Garment workers in the supply chain at significant risk
Many fast fashion retailers have responded to the outbreak of Covid-19 by halting production and, as with anything that has been going too fast, this sudden stop has the potential to have catastrophic impacts. The fashion industry is one fuelled by low-pay, low-security work meaning that millions of garment workers in countries such as Bangladesh, Myanmar, Vietnam, Cambodia, India and China have lost, or are at risk of losing, their income and being pushed below a poverty line that its already difficult to stay above.
Safety has also been a major issue in the garment industry with thousands of lives lost to building collapses, fires and a lack of protective equipment. For factories which are not forced to close, Covid-19 represents yet another risk to garment workers, as measures such as social distancing, protective equipment and paid time off for those who should isolate might not be observed.
While stopping production is not necessarily bad in its self, many clothing companies are also delaying payments for clothing they have already received as well as refusing to pay for orders that were already in production. New Look sent a letter to suppliers stating: “In assessing what is in New Look’s best interests given current circumstances, New Look has concluded that, in this time of great uncertainty, it does not intend to pay you for any costs, including any costs for fabric and raw materials, in connection with any cancelled orders.”

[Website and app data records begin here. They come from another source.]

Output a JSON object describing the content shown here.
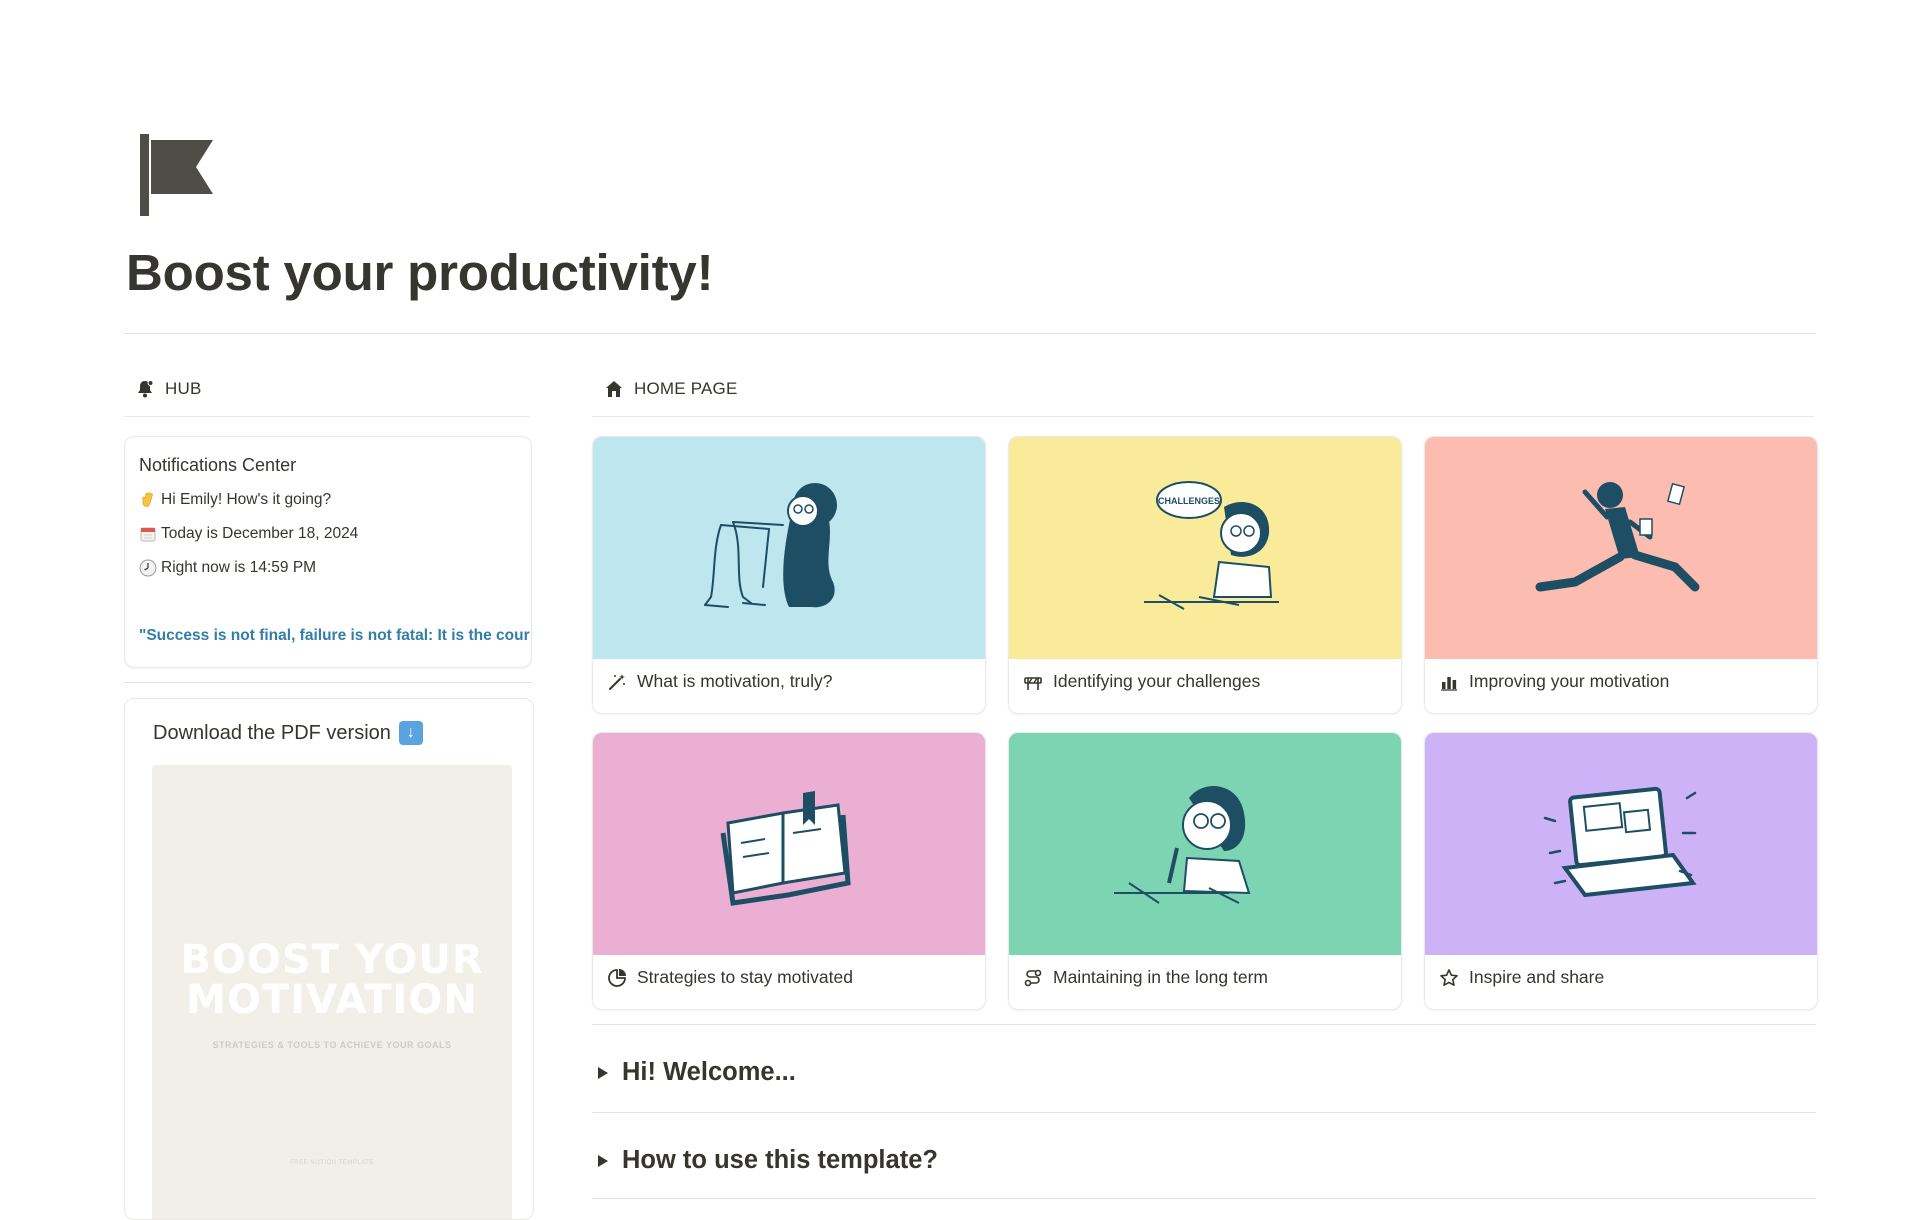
{
  "page": {
    "title": "Boost your productivity!",
    "icon": "flag-icon"
  },
  "hub": {
    "header_label": "HUB",
    "header_icon": "bell-icon",
    "notifications": {
      "title": "Notifications Center",
      "greeting": "Hi Emily! How's it going?",
      "greeting_icon": "waving-hand-icon",
      "date_text": "Today is December 18, 2024",
      "date_icon": "calendar-icon",
      "time_text": "Right now is 14:59 PM",
      "time_icon": "clock-icon",
      "quote": "\"Success is not final, failure is not fatal: It is the cour"
    },
    "download": {
      "title": "Download the PDF version",
      "title_icon": "down-arrow-icon",
      "preview_title_line1": "BOOST YOUR",
      "preview_title_line2": "MOTIVATION",
      "preview_subtitle": "STRATEGIES & TOOLS TO ACHIEVE YOUR GOALS",
      "preview_footer": "FREE NOTION TEMPLATE"
    }
  },
  "home": {
    "header_label": "HOME PAGE",
    "header_icon": "house-icon",
    "cards": [
      {
        "label": "What is motivation, truly?",
        "icon": "magic-wand-icon",
        "cover_color": "#bde6ee"
      },
      {
        "label": "Identifying your challenges",
        "icon": "road-barrier-icon",
        "cover_color": "#faeb9b"
      },
      {
        "label": "Improving your motivation",
        "icon": "bar-chart-icon",
        "cover_color": "#fcbdb0"
      },
      {
        "label": "Strategies to stay motivated",
        "icon": "pie-chart-icon",
        "cover_color": "#ecafd4"
      },
      {
        "label": "Maintaining in the long term",
        "icon": "route-icon",
        "cover_color": "#7dd4b3"
      },
      {
        "label": "Inspire and share",
        "icon": "star-icon",
        "cover_color": "#ceb2f8"
      }
    ],
    "toggles": [
      {
        "label": "Hi! Welcome..."
      },
      {
        "label": "How to use this template?"
      }
    ]
  },
  "colors": {
    "text": "#37352f",
    "quote_blue": "#337ea9",
    "illustration_ink": "#1d4e63"
  }
}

Campaign groups are calling on clothing companies to step up and protect the jobs and health of the people who make their clothes. Primark, one of the first companies to cancel millions of pounds worth of orders, has now, in the face of mounting pressure, pledged to create a fund to support garment workers, although the details are still somewhat unclear.
H&M is also one of the few brands vowing to honour its payments stating: “We will, of course, pay for these goods and we will do it under agreed payment terms. In addition, we will not negotiate prices on already placed orders.”

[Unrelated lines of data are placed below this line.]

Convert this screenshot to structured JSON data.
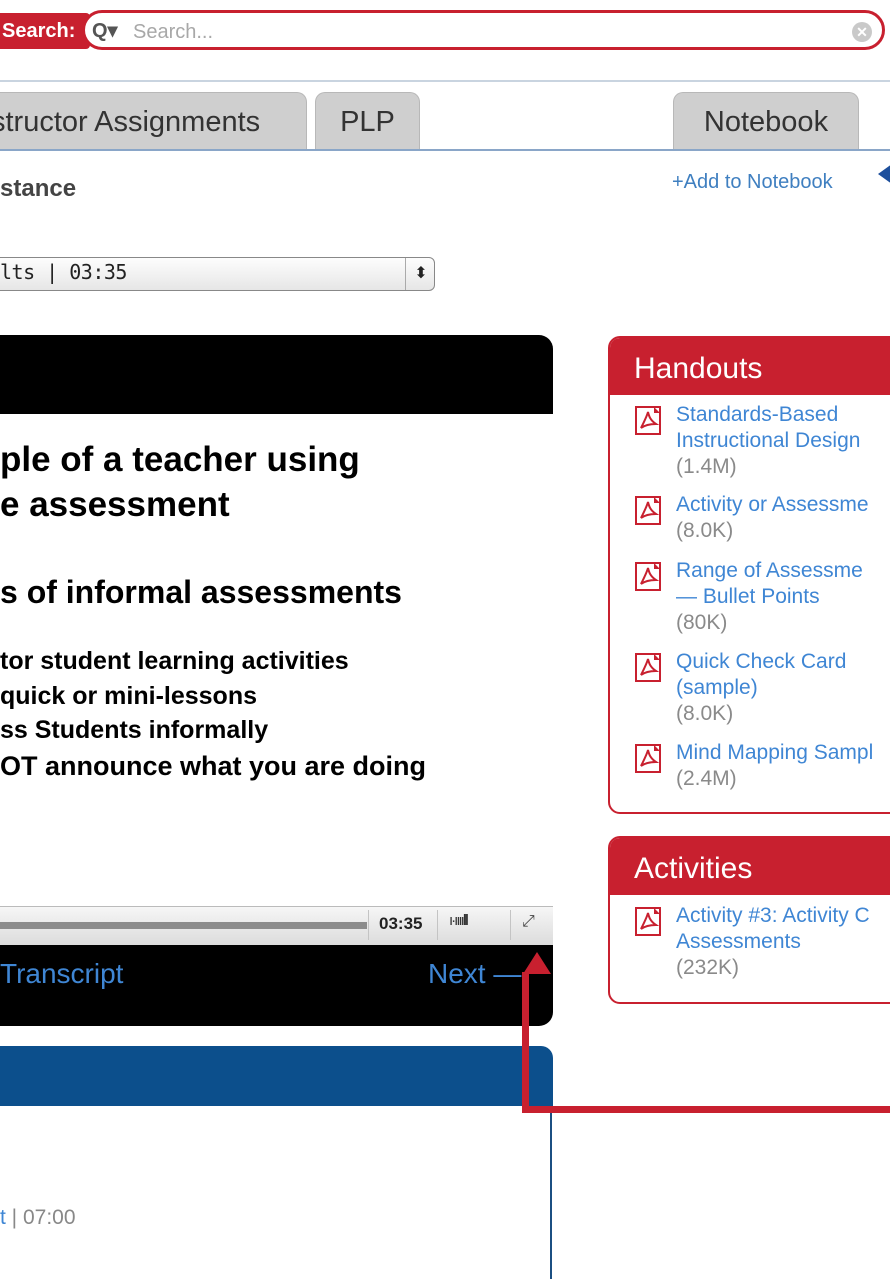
{
  "search": {
    "label": "Search:",
    "placeholder": "Search...",
    "magnifier": "Q▾",
    "clear": "✕"
  },
  "tabs": [
    {
      "label": "structor Assignments"
    },
    {
      "label": "PLP"
    },
    {
      "label": "Notebook"
    }
  ],
  "heading": "stance",
  "add_to_notebook": "+Add to Notebook",
  "video_select": {
    "value": "lts  | 03:35",
    "arrows": "⬍"
  },
  "slide": {
    "lines": [
      "ple of a teacher using",
      "e assessment",
      "s of informal assessments",
      "tor student learning activities",
      "quick or mini-lessons",
      "ss Students informally",
      "OT announce what you are doing"
    ]
  },
  "player": {
    "time": "03:35",
    "volume_glyph": "ı·ıııılll",
    "fullscreen_glyph": "⤢",
    "transcript_label": "Transcript",
    "next_label": "Next —"
  },
  "next_item": {
    "link": "t",
    "duration": " | 07:00"
  },
  "handouts": {
    "title": "Handouts",
    "items": [
      {
        "lines": [
          "Standards-Based",
          "Instructional Design"
        ],
        "size": "(1.4M)"
      },
      {
        "lines": [
          "Activity or Assessme"
        ],
        "size": "(8.0K)"
      },
      {
        "lines": [
          "Range of Assessme",
          "— Bullet Points"
        ],
        "size": "(80K)"
      },
      {
        "lines": [
          "Quick Check Card",
          "(sample)"
        ],
        "size": "(8.0K)"
      },
      {
        "lines": [
          "Mind Mapping Sampl"
        ],
        "size": "(2.4M)"
      }
    ]
  },
  "activities": {
    "title": "Activities",
    "items": [
      {
        "lines": [
          "Activity #3: Activity C",
          "Assessments"
        ],
        "size": "(232K)"
      }
    ]
  },
  "colors": {
    "accent_red": "#c8202f",
    "link_blue": "#3f86d4",
    "panel_blue": "#0c4f8c"
  },
  "icons": [
    "search-icon",
    "clear-icon",
    "select-arrows-icon",
    "volume-icon",
    "fullscreen-icon",
    "pdf-icon",
    "arrow-left-icon",
    "annotation-arrow-icon"
  ]
}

UK workers fear for their safety in UK distribution warehouses as online retail rises
While highstreet fashion stores have been forced to close, online retail has been permitted to continue. A number of companies have faced accusations that working conditions at their UK distribution warehouses do not allow staff to follow the safety measures put in place by the UK Government.
ASOS and Matalan are both subject to campaigns run by the GMB Union after workers raised concerns about a lack of protective equipment, conditions that make it difficult to social distance (such as crowded transport to centres and narrow working spaces) and the provision of only the minimum level of sick pay (£95.85 a week).
Matalan has since offered staff the option to stay at home under the government furlough scheme. ASOS defended their position with CEO, Nick Beighton writing a personal response to a letter of concern written by MP Stephanie Peacock. He stated that having visited the Barnsley site himself he had been satisfied that adequate safety measures were in place, although he did confirm that only statutory sick pay was available. The GMB campaign calling on ASOS to ‘shut-up-shop’ remains open.
The Guardian reported: “Morale is said to be “rock bottom” at Pretty Little Thing’s fulfilment centre in Tinsley, Sheffield, where workers doing 12-hour shifts said they were processing orders for 400,000 items this week, up from 120,000 in a “normal” week. They also complain it is “practically impossible” for hundreds of staff on each shift to keep two metres apart and still meet their hourly targets of picking 80 items.” According to their websites, Next, River Island and TK Maxx have all closed their warehouses and suspended all trading for the time being.